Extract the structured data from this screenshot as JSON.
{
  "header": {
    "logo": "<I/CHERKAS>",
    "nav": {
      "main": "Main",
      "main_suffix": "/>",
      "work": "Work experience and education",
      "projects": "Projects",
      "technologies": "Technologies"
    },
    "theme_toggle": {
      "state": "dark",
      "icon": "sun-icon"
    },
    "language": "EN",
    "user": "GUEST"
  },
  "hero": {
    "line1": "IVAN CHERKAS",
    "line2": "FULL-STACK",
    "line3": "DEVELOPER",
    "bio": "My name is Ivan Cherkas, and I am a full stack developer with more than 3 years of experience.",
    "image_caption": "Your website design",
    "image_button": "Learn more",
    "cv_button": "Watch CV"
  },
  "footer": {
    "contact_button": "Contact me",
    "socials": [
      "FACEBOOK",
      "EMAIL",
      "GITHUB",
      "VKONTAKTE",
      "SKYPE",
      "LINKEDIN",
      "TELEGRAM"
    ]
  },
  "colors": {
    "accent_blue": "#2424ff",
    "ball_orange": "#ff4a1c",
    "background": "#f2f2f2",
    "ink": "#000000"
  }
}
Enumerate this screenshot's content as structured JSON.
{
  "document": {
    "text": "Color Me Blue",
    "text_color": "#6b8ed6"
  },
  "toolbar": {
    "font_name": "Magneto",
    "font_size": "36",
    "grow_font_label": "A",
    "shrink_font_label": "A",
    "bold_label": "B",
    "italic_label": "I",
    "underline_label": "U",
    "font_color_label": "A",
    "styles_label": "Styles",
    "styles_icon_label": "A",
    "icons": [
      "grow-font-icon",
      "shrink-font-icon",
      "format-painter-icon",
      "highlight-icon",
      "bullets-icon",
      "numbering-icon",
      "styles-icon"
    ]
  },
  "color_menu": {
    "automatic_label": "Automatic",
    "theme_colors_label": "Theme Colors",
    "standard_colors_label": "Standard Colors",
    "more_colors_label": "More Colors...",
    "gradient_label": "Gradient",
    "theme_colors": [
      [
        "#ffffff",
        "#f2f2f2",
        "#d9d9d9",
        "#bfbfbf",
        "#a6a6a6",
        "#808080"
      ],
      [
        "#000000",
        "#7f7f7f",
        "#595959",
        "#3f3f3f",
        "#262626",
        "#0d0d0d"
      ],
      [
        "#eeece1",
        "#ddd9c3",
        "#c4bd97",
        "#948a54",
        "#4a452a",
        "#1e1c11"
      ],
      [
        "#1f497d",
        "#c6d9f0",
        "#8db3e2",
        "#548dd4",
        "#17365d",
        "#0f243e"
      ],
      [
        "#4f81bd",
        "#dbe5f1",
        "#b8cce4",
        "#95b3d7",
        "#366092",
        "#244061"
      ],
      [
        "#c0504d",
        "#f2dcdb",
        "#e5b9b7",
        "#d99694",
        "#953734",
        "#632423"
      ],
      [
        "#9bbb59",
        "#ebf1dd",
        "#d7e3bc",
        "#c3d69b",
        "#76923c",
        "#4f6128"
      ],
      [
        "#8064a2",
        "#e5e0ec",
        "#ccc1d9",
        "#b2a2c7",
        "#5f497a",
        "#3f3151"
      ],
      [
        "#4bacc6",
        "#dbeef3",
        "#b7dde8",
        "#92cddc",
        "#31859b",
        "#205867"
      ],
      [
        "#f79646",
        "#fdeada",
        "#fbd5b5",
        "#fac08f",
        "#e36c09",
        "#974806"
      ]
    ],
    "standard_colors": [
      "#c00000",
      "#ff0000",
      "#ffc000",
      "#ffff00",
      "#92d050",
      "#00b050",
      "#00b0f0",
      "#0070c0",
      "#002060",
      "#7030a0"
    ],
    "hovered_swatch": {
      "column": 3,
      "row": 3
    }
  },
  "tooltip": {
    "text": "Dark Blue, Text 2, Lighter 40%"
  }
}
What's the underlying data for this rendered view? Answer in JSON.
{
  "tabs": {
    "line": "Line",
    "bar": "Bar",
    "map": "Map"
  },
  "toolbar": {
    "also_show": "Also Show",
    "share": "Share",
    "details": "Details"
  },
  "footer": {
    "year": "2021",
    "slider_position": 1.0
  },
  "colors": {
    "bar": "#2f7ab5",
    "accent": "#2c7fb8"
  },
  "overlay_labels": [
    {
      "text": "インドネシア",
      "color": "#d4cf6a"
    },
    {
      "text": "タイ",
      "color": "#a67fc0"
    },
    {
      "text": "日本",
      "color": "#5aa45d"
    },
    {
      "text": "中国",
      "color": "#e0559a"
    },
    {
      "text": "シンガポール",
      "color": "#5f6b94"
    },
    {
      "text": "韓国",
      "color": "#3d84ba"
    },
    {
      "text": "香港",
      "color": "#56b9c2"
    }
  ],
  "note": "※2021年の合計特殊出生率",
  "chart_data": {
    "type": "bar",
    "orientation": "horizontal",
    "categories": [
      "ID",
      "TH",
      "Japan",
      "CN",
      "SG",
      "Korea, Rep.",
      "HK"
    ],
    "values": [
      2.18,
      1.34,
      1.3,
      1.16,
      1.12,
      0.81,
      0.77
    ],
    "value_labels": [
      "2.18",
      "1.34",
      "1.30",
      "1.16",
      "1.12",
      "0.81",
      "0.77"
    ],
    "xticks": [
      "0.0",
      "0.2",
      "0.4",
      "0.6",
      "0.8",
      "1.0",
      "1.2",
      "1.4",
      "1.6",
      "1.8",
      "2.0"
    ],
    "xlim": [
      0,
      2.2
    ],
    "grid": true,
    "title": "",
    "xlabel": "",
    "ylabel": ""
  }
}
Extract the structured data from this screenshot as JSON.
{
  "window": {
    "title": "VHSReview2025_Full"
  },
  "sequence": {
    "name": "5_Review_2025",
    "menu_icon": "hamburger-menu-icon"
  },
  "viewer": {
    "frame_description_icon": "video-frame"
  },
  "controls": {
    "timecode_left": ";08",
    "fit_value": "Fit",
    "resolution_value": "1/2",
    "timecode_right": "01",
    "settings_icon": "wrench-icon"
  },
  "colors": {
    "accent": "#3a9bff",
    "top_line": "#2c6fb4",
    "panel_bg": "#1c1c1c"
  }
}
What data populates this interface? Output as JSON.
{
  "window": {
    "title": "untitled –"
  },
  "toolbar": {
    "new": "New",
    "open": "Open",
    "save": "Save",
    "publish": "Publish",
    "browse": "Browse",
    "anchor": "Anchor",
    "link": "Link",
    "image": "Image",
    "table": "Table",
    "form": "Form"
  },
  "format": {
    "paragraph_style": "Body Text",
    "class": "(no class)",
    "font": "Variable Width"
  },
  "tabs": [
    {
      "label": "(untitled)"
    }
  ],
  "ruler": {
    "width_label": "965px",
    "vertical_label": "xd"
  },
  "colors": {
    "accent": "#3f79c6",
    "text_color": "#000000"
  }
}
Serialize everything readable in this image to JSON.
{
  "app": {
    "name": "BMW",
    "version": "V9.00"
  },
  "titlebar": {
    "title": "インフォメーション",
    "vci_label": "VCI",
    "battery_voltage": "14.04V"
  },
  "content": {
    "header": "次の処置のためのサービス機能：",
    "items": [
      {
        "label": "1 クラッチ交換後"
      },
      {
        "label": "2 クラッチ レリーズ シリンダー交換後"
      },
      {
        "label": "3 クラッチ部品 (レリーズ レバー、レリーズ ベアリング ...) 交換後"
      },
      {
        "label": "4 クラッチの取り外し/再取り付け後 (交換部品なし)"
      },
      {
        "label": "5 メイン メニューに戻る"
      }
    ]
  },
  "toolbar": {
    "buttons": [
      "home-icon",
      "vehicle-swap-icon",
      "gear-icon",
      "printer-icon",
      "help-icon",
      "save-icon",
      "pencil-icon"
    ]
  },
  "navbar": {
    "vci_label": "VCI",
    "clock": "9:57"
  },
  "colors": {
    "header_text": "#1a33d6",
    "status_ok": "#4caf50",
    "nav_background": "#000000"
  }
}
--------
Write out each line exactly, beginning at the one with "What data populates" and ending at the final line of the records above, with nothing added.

• **EXERCISE RESPONSE**:
What data populates this interface? Output as JSON.
{
  "window": {
    "title": "untitled –"
  },
  "toolbar": {
    "new": "New",
    "open": "Open",
    "save": "Save",
    "publish": "Publish",
    "browse": "Browse",
    "anchor": "Anchor",
    "link": "Link",
    "image": "Image",
    "table": "Table",
    "form": "Form"
  },
  "format": {
    "paragraph_style": "Body Text",
    "class": "(no class)",
    "font": "Variable Width"
  },
  "tabs": [
    {
      "label": "(untitled)"
    }
  ],
  "ruler": {
    "width_label": "965px",
    "vertical_label": "xd"
  },
  "colors": {
    "accent": "#3f79c6",
    "text_color": "#000000"
  }
}
Serialize everything readable in this image to JSON.
{
  "app": {
    "name": "BMW",
    "version": "V9.00"
  },
  "titlebar": {
    "title": "インフォメーション",
    "vci_label": "VCI",
    "battery_voltage": "14.04V"
  },
  "content": {
    "header": "次の処置のためのサービス機能：",
    "items": [
      {
        "label": "1 クラッチ交換後"
      },
      {
        "label": "2 クラッチ レリーズ シリンダー交換後"
      },
      {
        "label": "3 クラッチ部品 (レリーズ レバー、レリーズ ベアリング ...) 交換後"
      },
      {
        "label": "4 クラッチの取り外し/再取り付け後 (交換部品なし)"
      },
      {
        "label": "5 メイン メニューに戻る"
      }
    ]
  },
  "toolbar": {
    "buttons": [
      "home-icon",
      "vehicle-swap-icon",
      "gear-icon",
      "printer-icon",
      "help-icon",
      "save-icon",
      "pencil-icon"
    ]
  },
  "navbar": {
    "vci_label": "VCI",
    "clock": "9:57"
  },
  "colors": {
    "header_text": "#1a33d6",
    "status_ok": "#4caf50",
    "nav_background": "#000000"
  }
}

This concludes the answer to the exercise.